Excerpts from an interface dataset:
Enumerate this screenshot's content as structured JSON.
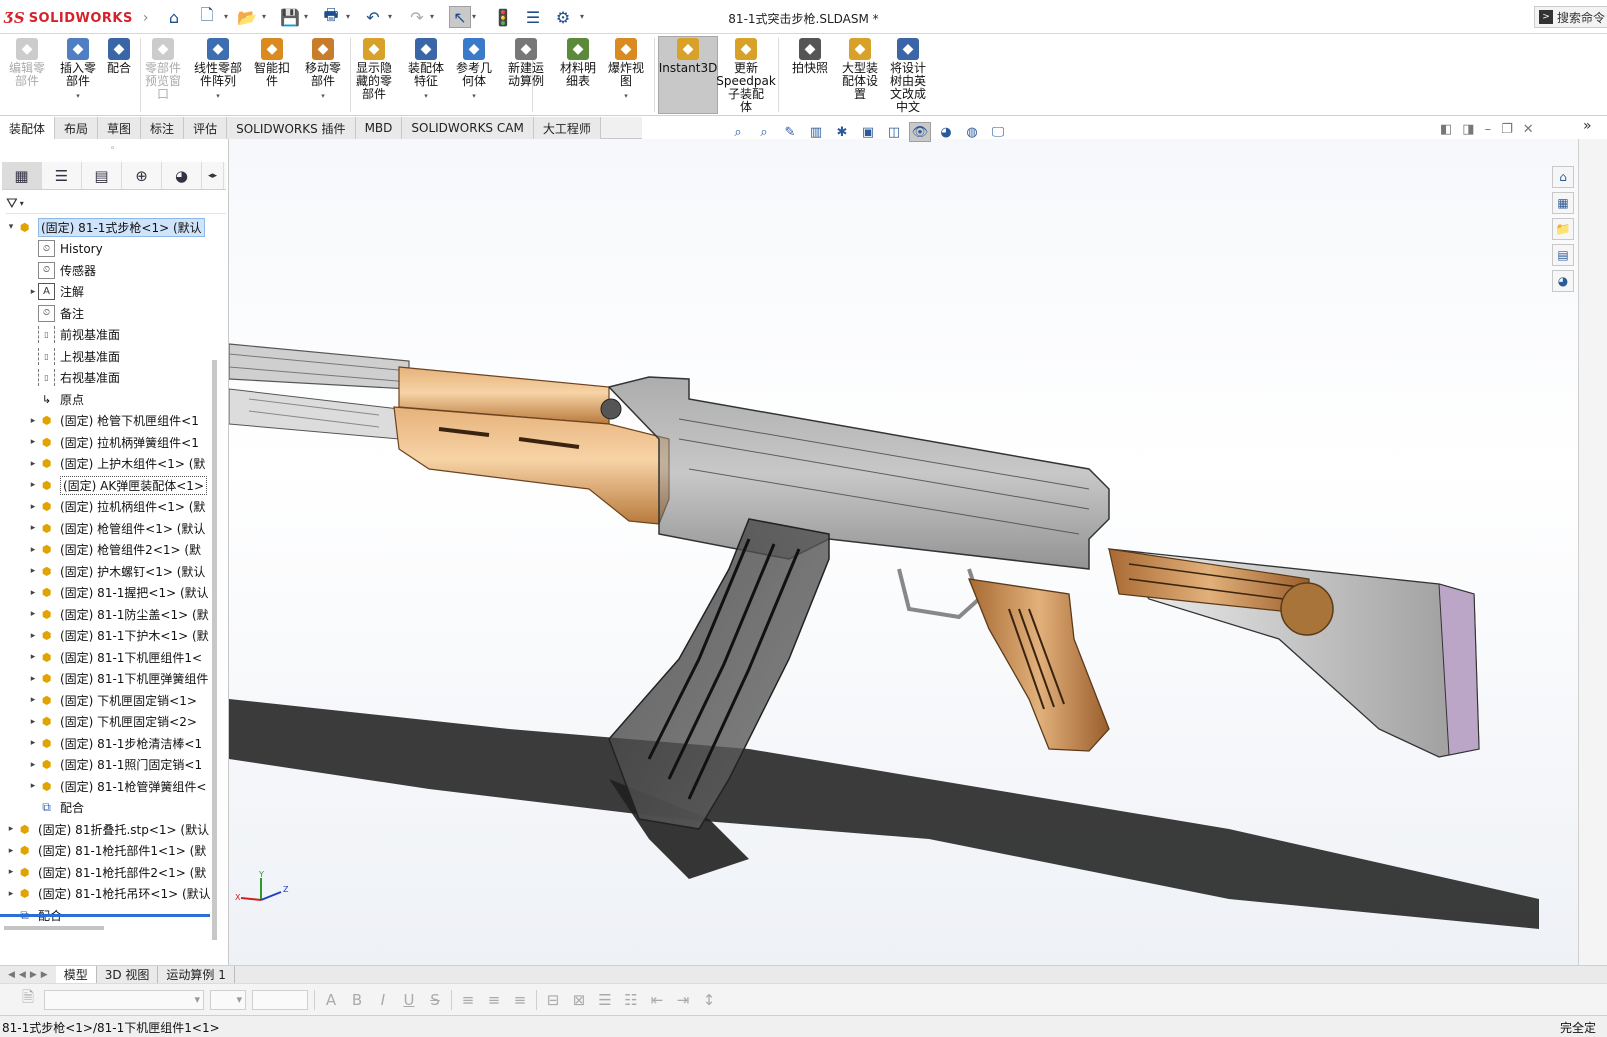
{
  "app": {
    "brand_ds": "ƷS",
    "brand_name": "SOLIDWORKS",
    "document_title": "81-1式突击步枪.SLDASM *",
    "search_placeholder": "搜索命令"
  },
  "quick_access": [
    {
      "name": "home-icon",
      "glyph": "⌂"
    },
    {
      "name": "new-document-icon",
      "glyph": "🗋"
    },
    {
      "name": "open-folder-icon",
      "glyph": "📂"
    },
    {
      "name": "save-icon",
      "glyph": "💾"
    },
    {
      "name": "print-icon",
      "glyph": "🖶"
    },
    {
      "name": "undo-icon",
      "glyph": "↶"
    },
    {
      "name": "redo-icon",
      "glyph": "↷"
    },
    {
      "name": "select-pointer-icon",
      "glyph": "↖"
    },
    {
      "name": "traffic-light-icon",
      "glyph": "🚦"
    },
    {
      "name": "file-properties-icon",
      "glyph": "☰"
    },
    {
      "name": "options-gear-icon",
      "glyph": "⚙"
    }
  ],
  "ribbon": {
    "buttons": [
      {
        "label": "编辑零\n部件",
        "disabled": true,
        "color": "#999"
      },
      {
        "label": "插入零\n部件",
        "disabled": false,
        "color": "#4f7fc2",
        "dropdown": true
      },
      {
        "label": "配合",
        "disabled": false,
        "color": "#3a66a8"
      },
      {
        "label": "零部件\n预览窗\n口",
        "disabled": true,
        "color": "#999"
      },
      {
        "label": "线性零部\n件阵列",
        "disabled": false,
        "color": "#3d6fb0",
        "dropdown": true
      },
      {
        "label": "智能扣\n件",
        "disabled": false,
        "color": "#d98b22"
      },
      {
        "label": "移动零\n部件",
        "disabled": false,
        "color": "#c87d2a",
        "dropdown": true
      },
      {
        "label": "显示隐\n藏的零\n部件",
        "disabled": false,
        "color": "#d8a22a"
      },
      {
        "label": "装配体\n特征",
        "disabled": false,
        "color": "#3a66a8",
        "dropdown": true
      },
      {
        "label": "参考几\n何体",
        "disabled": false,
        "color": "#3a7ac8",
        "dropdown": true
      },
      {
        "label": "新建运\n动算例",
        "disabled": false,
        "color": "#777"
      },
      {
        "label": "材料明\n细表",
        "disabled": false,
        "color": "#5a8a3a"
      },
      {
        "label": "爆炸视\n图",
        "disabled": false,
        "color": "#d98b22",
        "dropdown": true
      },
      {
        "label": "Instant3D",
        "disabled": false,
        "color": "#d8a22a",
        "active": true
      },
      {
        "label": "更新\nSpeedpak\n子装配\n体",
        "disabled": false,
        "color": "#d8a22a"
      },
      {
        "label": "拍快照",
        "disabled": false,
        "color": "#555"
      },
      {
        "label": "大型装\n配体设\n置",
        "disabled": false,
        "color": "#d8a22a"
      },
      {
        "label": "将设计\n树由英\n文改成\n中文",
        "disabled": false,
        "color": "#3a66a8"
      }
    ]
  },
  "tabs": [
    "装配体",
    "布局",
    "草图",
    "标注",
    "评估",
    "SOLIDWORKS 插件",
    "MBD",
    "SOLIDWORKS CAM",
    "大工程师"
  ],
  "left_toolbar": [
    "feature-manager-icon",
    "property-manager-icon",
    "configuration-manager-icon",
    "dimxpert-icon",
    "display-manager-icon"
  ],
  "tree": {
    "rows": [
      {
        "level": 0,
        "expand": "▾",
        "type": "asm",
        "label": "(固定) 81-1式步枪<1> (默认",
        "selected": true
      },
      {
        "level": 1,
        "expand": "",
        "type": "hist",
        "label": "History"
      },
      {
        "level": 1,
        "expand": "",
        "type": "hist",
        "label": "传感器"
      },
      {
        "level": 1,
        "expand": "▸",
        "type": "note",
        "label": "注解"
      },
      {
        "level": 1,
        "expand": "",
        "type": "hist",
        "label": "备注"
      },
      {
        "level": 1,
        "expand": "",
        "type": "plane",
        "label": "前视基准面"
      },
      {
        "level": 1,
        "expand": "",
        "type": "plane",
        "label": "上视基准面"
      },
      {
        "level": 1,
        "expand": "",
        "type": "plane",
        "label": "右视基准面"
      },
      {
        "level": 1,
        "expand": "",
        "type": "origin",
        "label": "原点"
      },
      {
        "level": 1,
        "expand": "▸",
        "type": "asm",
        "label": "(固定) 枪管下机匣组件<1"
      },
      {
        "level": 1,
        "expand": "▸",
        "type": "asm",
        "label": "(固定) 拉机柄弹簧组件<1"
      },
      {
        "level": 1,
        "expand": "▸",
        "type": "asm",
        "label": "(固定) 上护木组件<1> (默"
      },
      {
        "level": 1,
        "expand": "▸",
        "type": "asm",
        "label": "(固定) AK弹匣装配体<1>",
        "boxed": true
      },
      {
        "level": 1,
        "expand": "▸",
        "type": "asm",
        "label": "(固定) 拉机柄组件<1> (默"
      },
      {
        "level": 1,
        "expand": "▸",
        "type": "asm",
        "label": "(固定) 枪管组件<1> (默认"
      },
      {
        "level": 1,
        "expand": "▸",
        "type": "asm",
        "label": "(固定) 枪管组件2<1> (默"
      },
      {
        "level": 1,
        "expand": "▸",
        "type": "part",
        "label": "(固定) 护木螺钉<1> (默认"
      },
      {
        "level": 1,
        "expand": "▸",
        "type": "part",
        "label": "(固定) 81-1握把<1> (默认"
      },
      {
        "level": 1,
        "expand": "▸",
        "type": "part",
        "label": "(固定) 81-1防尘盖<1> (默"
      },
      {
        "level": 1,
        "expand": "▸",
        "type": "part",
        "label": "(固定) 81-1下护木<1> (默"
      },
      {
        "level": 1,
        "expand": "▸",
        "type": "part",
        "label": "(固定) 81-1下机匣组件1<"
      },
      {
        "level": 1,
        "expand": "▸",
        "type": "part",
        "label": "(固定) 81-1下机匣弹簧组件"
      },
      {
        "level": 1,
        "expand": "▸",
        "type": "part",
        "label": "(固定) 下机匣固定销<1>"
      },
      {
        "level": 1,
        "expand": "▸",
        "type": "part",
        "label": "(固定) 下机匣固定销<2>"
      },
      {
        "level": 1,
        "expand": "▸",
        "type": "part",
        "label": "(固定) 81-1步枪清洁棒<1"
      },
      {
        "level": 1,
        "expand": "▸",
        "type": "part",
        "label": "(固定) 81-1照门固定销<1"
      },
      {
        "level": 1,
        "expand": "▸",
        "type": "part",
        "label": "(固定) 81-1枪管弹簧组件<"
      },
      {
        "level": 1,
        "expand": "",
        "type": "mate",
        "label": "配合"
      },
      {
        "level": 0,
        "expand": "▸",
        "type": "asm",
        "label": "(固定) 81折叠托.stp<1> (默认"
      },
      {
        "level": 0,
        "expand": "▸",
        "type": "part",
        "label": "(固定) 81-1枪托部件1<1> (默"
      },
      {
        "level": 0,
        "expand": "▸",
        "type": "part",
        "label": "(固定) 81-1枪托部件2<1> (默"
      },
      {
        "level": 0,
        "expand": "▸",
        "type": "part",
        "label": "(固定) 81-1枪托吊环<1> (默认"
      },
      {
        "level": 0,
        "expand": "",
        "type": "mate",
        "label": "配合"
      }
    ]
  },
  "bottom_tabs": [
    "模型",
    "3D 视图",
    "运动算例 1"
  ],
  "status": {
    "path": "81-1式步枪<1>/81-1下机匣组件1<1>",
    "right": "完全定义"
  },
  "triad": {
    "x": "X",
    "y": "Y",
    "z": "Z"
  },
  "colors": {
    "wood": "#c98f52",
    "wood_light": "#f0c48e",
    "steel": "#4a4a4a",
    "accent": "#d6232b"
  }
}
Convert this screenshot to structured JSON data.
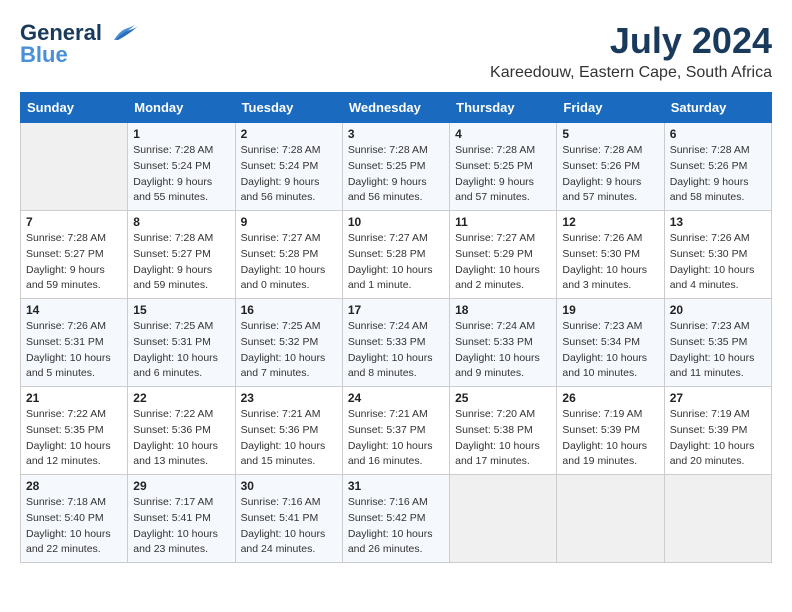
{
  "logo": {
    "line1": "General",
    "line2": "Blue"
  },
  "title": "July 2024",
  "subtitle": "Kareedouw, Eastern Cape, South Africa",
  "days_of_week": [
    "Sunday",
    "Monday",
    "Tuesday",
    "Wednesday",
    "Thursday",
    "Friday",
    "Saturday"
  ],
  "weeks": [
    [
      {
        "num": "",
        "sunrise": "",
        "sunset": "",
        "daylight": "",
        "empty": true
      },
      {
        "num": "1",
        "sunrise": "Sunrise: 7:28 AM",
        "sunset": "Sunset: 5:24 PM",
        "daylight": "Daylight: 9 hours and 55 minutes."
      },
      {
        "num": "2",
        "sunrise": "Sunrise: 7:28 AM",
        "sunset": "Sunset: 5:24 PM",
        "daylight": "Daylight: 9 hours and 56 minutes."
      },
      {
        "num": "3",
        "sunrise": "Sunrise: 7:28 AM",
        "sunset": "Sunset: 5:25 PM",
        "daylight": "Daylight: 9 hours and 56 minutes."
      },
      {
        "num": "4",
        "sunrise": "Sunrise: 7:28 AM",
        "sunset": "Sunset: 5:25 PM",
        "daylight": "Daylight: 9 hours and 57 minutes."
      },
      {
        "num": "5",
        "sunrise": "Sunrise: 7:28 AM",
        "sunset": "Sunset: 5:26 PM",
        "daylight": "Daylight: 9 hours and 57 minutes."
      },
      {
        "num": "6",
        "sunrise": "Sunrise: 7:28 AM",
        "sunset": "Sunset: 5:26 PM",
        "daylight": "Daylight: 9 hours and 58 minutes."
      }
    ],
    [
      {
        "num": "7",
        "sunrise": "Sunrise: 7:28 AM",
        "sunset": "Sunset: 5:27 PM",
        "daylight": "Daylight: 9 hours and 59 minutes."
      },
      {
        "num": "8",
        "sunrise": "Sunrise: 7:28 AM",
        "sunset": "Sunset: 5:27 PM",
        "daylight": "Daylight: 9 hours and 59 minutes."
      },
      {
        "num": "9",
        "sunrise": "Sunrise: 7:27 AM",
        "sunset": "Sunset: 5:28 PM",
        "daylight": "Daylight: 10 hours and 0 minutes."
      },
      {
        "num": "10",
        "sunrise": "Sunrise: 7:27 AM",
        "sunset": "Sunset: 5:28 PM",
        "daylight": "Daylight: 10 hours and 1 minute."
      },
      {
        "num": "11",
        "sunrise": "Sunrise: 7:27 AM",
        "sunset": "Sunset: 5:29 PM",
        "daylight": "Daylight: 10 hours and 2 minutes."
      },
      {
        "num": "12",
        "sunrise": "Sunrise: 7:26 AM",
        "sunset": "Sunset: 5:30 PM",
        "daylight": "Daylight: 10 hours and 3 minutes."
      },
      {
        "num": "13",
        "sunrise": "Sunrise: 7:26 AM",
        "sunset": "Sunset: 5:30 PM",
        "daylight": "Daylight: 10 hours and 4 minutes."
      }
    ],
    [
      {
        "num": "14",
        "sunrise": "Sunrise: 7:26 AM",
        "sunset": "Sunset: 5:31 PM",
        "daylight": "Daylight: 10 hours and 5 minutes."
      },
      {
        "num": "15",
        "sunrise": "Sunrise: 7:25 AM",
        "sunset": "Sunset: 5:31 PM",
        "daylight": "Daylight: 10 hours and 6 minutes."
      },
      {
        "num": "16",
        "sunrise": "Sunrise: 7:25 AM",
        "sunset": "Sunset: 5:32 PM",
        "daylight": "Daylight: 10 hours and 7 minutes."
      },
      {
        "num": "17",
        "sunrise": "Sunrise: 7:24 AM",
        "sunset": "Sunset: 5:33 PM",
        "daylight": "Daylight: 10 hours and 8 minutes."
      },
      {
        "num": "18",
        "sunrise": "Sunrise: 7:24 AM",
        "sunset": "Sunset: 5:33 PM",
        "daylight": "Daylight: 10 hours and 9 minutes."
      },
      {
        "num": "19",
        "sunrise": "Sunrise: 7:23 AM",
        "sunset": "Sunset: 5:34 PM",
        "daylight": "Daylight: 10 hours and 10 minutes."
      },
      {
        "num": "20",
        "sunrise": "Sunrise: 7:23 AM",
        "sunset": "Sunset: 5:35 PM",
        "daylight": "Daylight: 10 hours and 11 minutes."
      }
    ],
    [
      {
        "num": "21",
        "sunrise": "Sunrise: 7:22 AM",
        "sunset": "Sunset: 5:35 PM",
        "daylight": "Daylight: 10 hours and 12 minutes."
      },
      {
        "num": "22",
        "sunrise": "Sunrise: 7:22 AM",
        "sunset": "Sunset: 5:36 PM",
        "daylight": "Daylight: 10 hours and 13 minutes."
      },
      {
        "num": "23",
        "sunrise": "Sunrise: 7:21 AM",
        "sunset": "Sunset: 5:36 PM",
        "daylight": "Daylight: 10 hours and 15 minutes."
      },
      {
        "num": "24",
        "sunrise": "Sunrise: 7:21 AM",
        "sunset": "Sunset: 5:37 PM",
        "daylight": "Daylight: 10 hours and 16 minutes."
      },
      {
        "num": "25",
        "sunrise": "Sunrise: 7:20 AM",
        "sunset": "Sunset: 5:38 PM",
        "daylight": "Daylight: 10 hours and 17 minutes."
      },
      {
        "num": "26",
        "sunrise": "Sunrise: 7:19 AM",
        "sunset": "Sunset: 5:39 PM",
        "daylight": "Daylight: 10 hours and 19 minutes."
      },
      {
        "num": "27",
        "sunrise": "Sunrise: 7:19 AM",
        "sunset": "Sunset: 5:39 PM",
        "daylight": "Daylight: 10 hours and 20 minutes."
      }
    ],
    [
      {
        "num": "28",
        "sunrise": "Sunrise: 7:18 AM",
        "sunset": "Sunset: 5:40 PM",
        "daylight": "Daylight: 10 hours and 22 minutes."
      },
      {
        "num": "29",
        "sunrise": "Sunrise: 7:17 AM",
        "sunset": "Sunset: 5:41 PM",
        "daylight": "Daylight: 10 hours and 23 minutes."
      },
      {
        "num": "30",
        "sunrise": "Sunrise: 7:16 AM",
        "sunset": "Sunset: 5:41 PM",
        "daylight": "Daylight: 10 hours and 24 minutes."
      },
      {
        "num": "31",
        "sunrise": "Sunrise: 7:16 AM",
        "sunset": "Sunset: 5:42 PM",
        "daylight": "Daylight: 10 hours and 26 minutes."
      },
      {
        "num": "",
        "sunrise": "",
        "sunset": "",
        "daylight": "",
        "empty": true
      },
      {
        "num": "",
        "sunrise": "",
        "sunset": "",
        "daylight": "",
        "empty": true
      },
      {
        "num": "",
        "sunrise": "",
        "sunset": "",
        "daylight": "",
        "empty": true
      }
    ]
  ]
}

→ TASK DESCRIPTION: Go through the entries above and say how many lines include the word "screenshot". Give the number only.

→ SOLUTION: 2